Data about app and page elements
Segment Open
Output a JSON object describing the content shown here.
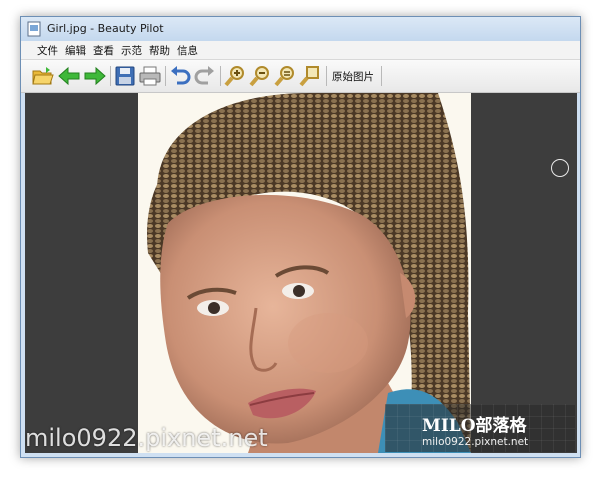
{
  "window": {
    "title": "Girl.jpg - Beauty Pilot"
  },
  "menu": {
    "items": [
      {
        "label": "文件"
      },
      {
        "label": "编辑"
      },
      {
        "label": "查看"
      },
      {
        "label": "示范"
      },
      {
        "label": "帮助"
      },
      {
        "label": "信息"
      }
    ]
  },
  "toolbar": {
    "buttons": [
      {
        "icon": "open-folder-icon"
      },
      {
        "icon": "back-arrow-icon"
      },
      {
        "icon": "forward-arrow-icon"
      },
      {
        "icon": "save-icon"
      },
      {
        "icon": "print-icon"
      },
      {
        "icon": "undo-icon"
      },
      {
        "icon": "redo-icon"
      },
      {
        "icon": "zoom-in-icon"
      },
      {
        "icon": "zoom-out-icon"
      },
      {
        "icon": "zoom-fit-icon"
      },
      {
        "icon": "zoom-actual-icon"
      }
    ],
    "original_image_label": "原始图片"
  },
  "colors": {
    "arrow_green": "#3fb83a",
    "canvas_bg": "#3d3d3d"
  },
  "watermark": {
    "left_text": "milo0922.pixnet.net",
    "brand": "MILO部落格",
    "url": "milo0922.pixnet.net"
  }
}
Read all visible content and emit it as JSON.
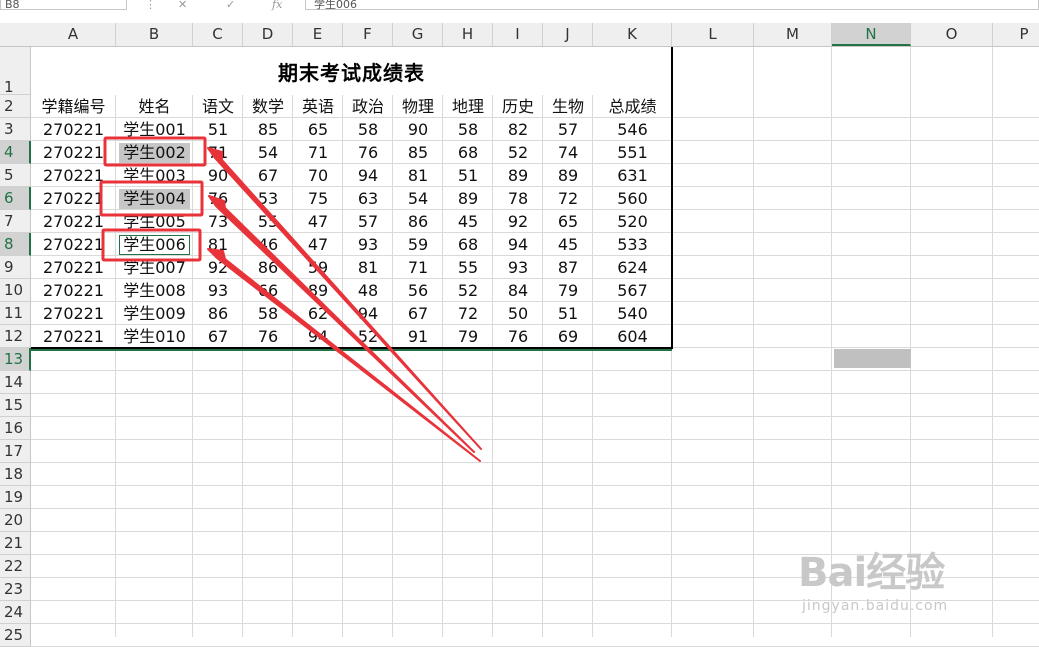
{
  "toolbar": {
    "namebox_value": "B8",
    "fx_label": "fx",
    "formula_value": "学生006"
  },
  "columns": [
    {
      "letter": "A",
      "width": 85
    },
    {
      "letter": "B",
      "width": 77
    },
    {
      "letter": "C",
      "width": 50
    },
    {
      "letter": "D",
      "width": 50
    },
    {
      "letter": "E",
      "width": 50
    },
    {
      "letter": "F",
      "width": 50
    },
    {
      "letter": "G",
      "width": 50
    },
    {
      "letter": "H",
      "width": 50
    },
    {
      "letter": "I",
      "width": 50
    },
    {
      "letter": "J",
      "width": 50
    },
    {
      "letter": "K",
      "width": 79
    },
    {
      "letter": "L",
      "width": 82
    },
    {
      "letter": "M",
      "width": 78
    },
    {
      "letter": "N",
      "width": 79
    },
    {
      "letter": "O",
      "width": 82
    },
    {
      "letter": "P",
      "width": 63
    }
  ],
  "selected_column": "N",
  "rows": [
    "1",
    "2",
    "3",
    "4",
    "5",
    "6",
    "7",
    "8",
    "9",
    "10",
    "11",
    "12",
    "13",
    "14",
    "15",
    "16",
    "17",
    "18",
    "19",
    "20",
    "21",
    "22",
    "23",
    "24",
    "25"
  ],
  "selected_rows": [
    "4",
    "6",
    "8",
    "13"
  ],
  "sheet": {
    "title": "期末考试成绩表",
    "headers": [
      "学籍编号",
      "姓名",
      "语文",
      "数学",
      "英语",
      "政治",
      "物理",
      "地理",
      "历史",
      "生物",
      "总成绩"
    ],
    "data": [
      [
        "270221",
        "学生001",
        "51",
        "85",
        "65",
        "58",
        "90",
        "58",
        "82",
        "57",
        "546"
      ],
      [
        "270221",
        "学生002",
        "71",
        "54",
        "71",
        "76",
        "85",
        "68",
        "52",
        "74",
        "551"
      ],
      [
        "270221",
        "学生003",
        "90",
        "67",
        "70",
        "94",
        "81",
        "51",
        "89",
        "89",
        "631"
      ],
      [
        "270221",
        "学生004",
        "76",
        "53",
        "75",
        "63",
        "54",
        "89",
        "78",
        "72",
        "560"
      ],
      [
        "270221",
        "学生005",
        "73",
        "55",
        "47",
        "57",
        "86",
        "45",
        "92",
        "65",
        "520"
      ],
      [
        "270221",
        "学生006",
        "81",
        "46",
        "47",
        "93",
        "59",
        "68",
        "94",
        "45",
        "533"
      ],
      [
        "270221",
        "学生007",
        "92",
        "86",
        "59",
        "81",
        "71",
        "55",
        "93",
        "87",
        "624"
      ],
      [
        "270221",
        "学生008",
        "93",
        "66",
        "89",
        "48",
        "56",
        "52",
        "84",
        "79",
        "567"
      ],
      [
        "270221",
        "学生009",
        "86",
        "58",
        "62",
        "94",
        "67",
        "72",
        "50",
        "51",
        "540"
      ],
      [
        "270221",
        "学生010",
        "67",
        "76",
        "94",
        "52",
        "91",
        "79",
        "76",
        "69",
        "604"
      ]
    ]
  },
  "highlighted_names": [
    "学生002",
    "学生004",
    "学生006"
  ],
  "colors": {
    "annotation_red": "#e8333a",
    "selection_green": "#217346",
    "highlight_gray": "#c6c6c6"
  },
  "watermark": {
    "logo": "Bai经验",
    "url": "jingyan.baidu.com"
  }
}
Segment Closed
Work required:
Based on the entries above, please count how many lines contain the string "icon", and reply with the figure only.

Answer section:
11